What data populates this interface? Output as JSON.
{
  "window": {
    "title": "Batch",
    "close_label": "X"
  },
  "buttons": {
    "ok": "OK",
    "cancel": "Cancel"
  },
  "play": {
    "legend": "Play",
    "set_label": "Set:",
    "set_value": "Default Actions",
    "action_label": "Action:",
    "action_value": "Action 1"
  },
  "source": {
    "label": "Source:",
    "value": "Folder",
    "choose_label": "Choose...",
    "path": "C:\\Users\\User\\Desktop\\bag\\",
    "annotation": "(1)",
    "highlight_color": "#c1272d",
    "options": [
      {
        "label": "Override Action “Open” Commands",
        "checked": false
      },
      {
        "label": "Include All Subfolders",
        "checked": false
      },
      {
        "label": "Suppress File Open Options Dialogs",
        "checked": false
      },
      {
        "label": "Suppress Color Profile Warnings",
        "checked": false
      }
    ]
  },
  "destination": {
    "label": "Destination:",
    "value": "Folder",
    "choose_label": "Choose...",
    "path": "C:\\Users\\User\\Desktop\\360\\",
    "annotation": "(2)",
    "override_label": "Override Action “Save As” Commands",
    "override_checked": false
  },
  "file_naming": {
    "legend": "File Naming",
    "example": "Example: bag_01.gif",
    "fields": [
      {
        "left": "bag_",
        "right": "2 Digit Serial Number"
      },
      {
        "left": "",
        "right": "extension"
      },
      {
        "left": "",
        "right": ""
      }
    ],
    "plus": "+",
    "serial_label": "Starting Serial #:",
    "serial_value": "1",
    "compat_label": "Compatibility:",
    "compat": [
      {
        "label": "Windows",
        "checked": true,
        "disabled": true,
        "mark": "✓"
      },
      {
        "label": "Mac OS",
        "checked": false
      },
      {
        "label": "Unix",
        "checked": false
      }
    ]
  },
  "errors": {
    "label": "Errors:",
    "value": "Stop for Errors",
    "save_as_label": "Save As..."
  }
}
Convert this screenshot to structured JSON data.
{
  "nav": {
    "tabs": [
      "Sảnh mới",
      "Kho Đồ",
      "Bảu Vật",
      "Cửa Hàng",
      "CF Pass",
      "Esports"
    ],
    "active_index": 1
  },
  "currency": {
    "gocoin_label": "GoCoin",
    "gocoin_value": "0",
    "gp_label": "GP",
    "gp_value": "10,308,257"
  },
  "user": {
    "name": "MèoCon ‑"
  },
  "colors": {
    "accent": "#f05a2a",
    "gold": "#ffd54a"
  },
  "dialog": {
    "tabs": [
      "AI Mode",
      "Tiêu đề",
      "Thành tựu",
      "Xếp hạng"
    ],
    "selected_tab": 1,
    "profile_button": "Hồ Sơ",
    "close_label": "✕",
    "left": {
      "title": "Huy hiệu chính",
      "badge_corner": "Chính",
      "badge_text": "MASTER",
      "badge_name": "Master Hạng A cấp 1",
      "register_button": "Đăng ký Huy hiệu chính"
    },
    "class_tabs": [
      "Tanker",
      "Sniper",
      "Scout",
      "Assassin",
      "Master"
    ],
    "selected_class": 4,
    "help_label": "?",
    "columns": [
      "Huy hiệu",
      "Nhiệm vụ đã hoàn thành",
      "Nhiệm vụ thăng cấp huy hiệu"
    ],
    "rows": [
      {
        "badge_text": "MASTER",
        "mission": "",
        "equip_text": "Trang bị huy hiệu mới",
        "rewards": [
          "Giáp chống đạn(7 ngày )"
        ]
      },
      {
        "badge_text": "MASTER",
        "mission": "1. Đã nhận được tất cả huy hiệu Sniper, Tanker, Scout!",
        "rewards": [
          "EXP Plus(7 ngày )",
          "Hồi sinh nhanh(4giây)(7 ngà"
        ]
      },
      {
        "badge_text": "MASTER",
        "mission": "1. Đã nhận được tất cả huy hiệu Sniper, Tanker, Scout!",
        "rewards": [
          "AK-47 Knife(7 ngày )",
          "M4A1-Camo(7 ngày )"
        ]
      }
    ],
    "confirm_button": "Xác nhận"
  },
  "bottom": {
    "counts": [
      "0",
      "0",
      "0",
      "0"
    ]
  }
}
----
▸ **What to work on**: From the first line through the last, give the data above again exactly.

▸ **Task result**:
What data populates this interface? Output as JSON.
{
  "window": {
    "title": "Batch",
    "close_label": "X"
  },
  "buttons": {
    "ok": "OK",
    "cancel": "Cancel"
  },
  "play": {
    "legend": "Play",
    "set_label": "Set:",
    "set_value": "Default Actions",
    "action_label": "Action:",
    "action_value": "Action 1"
  },
  "source": {
    "label": "Source:",
    "value": "Folder",
    "choose_label": "Choose...",
    "path": "C:\\Users\\User\\Desktop\\bag\\",
    "annotation": "(1)",
    "highlight_color": "#c1272d",
    "options": [
      {
        "label": "Override Action “Open” Commands",
        "checked": false
      },
      {
        "label": "Include All Subfolders",
        "checked": false
      },
      {
        "label": "Suppress File Open Options Dialogs",
        "checked": false
      },
      {
        "label": "Suppress Color Profile Warnings",
        "checked": false
      }
    ]
  },
  "destination": {
    "label": "Destination:",
    "value": "Folder",
    "choose_label": "Choose...",
    "path": "C:\\Users\\User\\Desktop\\360\\",
    "annotation": "(2)",
    "override_label": "Override Action “Save As” Commands",
    "override_checked": false
  },
  "file_naming": {
    "legend": "File Naming",
    "example": "Example: bag_01.gif",
    "fields": [
      {
        "left": "bag_",
        "right": "2 Digit Serial Number"
      },
      {
        "left": "",
        "right": "extension"
      },
      {
        "left": "",
        "right": ""
      }
    ],
    "plus": "+",
    "serial_label": "Starting Serial #:",
    "serial_value": "1",
    "compat_label": "Compatibility:",
    "compat": [
      {
        "label": "Windows",
        "checked": true,
        "disabled": true,
        "mark": "✓"
      },
      {
        "label": "Mac OS",
        "checked": false
      },
      {
        "label": "Unix",
        "checked": false
      }
    ]
  },
  "errors": {
    "label": "Errors:",
    "value": "Stop for Errors",
    "save_as_label": "Save As..."
  }
}
Convert this screenshot to structured JSON data.
{
  "nav": {
    "tabs": [
      "Sảnh mới",
      "Kho Đồ",
      "Bảu Vật",
      "Cửa Hàng",
      "CF Pass",
      "Esports"
    ],
    "active_index": 1
  },
  "currency": {
    "gocoin_label": "GoCoin",
    "gocoin_value": "0",
    "gp_label": "GP",
    "gp_value": "10,308,257"
  },
  "user": {
    "name": "MèoCon ‑"
  },
  "colors": {
    "accent": "#f05a2a",
    "gold": "#ffd54a"
  },
  "dialog": {
    "tabs": [
      "AI Mode",
      "Tiêu đề",
      "Thành tựu",
      "Xếp hạng"
    ],
    "selected_tab": 1,
    "profile_button": "Hồ Sơ",
    "close_label": "✕",
    "left": {
      "title": "Huy hiệu chính",
      "badge_corner": "Chính",
      "badge_text": "MASTER",
      "badge_name": "Master Hạng A cấp 1",
      "register_button": "Đăng ký Huy hiệu chính"
    },
    "class_tabs": [
      "Tanker",
      "Sniper",
      "Scout",
      "Assassin",
      "Master"
    ],
    "selected_class": 4,
    "help_label": "?",
    "columns": [
      "Huy hiệu",
      "Nhiệm vụ đã hoàn thành",
      "Nhiệm vụ thăng cấp huy hiệu"
    ],
    "rows": [
      {
        "badge_text": "MASTER",
        "mission": "",
        "equip_text": "Trang bị huy hiệu mới",
        "rewards": [
          "Giáp chống đạn(7 ngày )"
        ]
      },
      {
        "badge_text": "MASTER",
        "mission": "1. Đã nhận được tất cả huy hiệu Sniper, Tanker, Scout!",
        "rewards": [
          "EXP Plus(7 ngày )",
          "Hồi sinh nhanh(4giây)(7 ngà"
        ]
      },
      {
        "badge_text": "MASTER",
        "mission": "1. Đã nhận được tất cả huy hiệu Sniper, Tanker, Scout!",
        "rewards": [
          "AK-47 Knife(7 ngày )",
          "M4A1-Camo(7 ngày )"
        ]
      }
    ],
    "confirm_button": "Xác nhận"
  },
  "bottom": {
    "counts": [
      "0",
      "0",
      "0",
      "0"
    ]
  }
}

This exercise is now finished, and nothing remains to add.